hitectural style to please his wife, and that he built the L at the rear to live in and to suit himself.
Certainly there was a contrast, in that it was perfectly plain, with low-studded rooms, like a ship's cabin, and these were the ones mostly used.
By the alterations for library use these have disappeared.
By the removal of part of the second floor, partitions, and exterior wall in one story they have become the reading room and part of the corridor.
It is doubtful if Mr. Magoun expected the library to grow to its present proportions when he suggested the librarian's residence in those cabin-like rooms.
It has been said that Oakman Joyce of Medford was the builder.
This is not unlikely, as a little later (1839) he built the Unitarian church.
Whoever he was, his work does him credit.
In this article we have been unable to answer our own queries.

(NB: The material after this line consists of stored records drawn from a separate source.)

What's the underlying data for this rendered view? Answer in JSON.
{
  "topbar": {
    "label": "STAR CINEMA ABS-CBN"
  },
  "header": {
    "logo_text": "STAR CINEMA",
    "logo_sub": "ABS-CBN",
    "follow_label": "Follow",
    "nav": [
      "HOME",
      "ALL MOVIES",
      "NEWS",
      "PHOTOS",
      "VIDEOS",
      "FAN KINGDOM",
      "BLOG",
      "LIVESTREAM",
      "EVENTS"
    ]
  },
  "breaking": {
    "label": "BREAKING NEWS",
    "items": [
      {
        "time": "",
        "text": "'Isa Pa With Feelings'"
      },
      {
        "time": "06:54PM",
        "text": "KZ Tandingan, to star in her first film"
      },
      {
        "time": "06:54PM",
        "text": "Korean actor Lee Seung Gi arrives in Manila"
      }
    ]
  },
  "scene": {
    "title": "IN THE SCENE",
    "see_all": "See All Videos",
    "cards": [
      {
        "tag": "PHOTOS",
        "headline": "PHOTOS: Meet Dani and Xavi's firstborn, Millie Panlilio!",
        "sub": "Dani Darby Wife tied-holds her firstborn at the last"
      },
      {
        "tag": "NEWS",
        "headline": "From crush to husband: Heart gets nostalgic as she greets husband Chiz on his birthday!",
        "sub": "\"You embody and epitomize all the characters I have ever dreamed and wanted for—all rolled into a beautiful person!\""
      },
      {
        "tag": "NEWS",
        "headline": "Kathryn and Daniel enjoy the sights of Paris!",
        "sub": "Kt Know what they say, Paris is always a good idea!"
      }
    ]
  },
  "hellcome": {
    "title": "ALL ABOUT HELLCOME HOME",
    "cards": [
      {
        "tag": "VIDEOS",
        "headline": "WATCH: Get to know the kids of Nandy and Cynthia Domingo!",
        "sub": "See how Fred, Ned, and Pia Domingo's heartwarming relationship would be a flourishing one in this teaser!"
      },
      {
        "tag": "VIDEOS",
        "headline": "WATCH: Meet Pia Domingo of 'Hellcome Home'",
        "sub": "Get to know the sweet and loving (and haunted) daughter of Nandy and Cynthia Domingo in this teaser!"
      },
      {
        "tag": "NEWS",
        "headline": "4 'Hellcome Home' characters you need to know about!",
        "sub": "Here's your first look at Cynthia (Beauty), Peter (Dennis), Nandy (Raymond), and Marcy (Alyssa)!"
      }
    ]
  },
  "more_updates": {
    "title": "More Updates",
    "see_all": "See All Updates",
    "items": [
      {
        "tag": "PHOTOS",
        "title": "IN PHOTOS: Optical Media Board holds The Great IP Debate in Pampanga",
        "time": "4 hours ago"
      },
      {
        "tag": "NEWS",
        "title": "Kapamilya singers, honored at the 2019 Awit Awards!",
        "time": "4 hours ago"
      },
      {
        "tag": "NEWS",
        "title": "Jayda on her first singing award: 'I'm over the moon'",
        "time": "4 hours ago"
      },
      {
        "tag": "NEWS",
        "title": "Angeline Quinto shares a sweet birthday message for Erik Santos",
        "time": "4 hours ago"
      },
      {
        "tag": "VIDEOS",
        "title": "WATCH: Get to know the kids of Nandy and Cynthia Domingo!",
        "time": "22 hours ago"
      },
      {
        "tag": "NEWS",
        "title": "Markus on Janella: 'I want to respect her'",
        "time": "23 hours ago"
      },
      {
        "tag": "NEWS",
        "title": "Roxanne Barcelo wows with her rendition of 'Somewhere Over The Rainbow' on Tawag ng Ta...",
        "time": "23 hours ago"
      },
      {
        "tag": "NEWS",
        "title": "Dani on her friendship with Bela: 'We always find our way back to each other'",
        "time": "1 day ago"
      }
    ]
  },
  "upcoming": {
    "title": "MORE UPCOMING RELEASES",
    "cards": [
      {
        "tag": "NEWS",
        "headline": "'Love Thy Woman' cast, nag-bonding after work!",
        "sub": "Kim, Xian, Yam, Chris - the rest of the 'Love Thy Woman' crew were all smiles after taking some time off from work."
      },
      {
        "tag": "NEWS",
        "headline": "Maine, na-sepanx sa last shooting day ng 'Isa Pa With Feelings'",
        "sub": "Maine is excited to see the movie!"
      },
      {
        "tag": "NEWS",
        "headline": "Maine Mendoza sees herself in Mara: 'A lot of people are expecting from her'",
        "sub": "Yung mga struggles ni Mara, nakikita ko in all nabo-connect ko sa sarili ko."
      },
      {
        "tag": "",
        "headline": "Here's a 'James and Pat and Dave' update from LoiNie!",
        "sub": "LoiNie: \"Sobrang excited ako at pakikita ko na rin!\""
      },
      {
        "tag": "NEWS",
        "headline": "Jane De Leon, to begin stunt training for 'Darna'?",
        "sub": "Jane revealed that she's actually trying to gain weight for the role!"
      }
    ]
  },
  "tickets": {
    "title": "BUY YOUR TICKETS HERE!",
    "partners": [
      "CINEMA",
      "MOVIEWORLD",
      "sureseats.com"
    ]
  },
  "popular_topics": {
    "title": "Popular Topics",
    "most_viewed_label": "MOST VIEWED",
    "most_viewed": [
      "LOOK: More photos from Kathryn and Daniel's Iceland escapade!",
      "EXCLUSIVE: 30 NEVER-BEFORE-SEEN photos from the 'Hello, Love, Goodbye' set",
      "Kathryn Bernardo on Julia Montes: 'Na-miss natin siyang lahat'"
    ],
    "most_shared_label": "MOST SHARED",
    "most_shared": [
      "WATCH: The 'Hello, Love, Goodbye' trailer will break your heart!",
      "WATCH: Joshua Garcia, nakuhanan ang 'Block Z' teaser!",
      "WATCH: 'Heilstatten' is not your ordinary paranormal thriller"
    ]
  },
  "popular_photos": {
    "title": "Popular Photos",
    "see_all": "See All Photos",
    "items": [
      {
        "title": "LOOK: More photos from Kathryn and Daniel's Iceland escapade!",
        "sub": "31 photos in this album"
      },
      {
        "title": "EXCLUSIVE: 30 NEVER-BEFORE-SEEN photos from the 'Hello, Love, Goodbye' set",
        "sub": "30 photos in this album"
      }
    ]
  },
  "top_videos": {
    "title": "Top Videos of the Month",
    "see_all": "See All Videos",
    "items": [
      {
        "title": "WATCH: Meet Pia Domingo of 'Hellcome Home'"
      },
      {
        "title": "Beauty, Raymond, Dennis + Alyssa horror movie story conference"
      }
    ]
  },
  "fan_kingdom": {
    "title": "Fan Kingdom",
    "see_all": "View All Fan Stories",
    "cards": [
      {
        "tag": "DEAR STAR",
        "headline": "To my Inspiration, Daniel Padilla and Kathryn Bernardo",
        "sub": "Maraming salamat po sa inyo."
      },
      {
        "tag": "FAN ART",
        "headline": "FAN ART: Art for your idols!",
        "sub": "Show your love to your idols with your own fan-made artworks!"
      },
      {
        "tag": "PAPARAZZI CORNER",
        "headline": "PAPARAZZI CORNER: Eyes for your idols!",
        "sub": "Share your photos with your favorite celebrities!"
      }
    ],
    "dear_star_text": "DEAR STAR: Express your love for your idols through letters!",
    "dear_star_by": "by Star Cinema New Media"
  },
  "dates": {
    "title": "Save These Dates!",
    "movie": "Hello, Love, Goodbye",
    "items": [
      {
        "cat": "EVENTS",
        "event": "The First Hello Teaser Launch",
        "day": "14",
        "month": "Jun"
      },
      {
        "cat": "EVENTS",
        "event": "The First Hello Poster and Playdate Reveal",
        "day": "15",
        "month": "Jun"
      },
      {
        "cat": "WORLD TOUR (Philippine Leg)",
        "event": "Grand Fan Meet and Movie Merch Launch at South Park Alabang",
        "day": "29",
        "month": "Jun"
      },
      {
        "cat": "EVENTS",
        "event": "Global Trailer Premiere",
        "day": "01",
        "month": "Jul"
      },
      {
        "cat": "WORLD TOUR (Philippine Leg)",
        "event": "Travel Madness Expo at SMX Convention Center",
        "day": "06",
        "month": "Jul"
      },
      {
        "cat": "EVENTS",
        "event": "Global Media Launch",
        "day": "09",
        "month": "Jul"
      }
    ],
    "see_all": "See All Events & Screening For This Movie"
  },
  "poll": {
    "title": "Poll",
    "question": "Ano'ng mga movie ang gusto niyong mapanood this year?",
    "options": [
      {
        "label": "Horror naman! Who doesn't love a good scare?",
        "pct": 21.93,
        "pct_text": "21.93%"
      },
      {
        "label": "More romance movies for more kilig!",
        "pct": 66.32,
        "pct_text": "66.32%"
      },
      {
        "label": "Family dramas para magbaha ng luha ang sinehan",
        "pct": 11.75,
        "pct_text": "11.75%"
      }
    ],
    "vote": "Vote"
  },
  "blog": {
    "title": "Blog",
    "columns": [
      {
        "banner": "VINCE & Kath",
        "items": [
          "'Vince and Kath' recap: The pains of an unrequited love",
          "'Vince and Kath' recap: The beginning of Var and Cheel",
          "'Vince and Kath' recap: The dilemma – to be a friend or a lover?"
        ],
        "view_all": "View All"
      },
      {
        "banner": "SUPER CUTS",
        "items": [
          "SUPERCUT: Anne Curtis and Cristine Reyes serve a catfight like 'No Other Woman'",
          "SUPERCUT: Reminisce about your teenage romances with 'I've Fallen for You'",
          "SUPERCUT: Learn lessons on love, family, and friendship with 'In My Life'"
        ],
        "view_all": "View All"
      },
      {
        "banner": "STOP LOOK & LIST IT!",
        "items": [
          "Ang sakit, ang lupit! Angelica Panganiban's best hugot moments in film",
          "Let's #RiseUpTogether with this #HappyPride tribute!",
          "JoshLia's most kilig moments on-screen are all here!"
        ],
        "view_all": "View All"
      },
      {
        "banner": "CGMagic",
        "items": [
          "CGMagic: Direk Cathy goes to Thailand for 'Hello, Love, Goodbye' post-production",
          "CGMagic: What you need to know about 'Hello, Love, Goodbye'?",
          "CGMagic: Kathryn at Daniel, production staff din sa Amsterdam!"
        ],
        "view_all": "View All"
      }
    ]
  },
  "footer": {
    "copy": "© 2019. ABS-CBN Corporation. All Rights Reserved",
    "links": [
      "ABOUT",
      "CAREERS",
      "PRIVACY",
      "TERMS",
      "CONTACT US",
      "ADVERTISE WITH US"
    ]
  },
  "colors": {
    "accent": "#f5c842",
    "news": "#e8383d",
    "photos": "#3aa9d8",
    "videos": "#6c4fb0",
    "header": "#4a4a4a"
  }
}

Possibly it may serve to awaken other and more successful ones that may add to our knowledge of old Medford's history. M. W. M.